- Your goal
The response must contain every line from the records below that has "dolor".

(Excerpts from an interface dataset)
--------
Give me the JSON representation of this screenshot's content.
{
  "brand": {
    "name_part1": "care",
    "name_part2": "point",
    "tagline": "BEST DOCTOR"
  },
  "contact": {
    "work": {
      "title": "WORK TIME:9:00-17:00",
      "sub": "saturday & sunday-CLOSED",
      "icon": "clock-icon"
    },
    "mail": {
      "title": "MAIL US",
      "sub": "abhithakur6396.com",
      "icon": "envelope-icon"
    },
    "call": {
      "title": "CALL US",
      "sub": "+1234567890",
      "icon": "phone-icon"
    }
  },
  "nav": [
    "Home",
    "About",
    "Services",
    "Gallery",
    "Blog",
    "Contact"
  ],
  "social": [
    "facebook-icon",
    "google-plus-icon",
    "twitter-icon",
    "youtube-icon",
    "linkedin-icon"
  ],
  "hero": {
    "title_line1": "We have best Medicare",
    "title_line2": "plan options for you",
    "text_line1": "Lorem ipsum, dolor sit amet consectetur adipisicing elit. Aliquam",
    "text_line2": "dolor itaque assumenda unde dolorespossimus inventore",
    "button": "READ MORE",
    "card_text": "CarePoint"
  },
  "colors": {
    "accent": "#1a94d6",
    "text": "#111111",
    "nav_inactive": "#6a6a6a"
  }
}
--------
- Expected answer
    "text_line1": "Lorem ipsum, dolor sit amet consectetur adipisicing elit. Aliquam",
    "text_line2": "dolor itaque assumenda unde dolorespossimus inventore",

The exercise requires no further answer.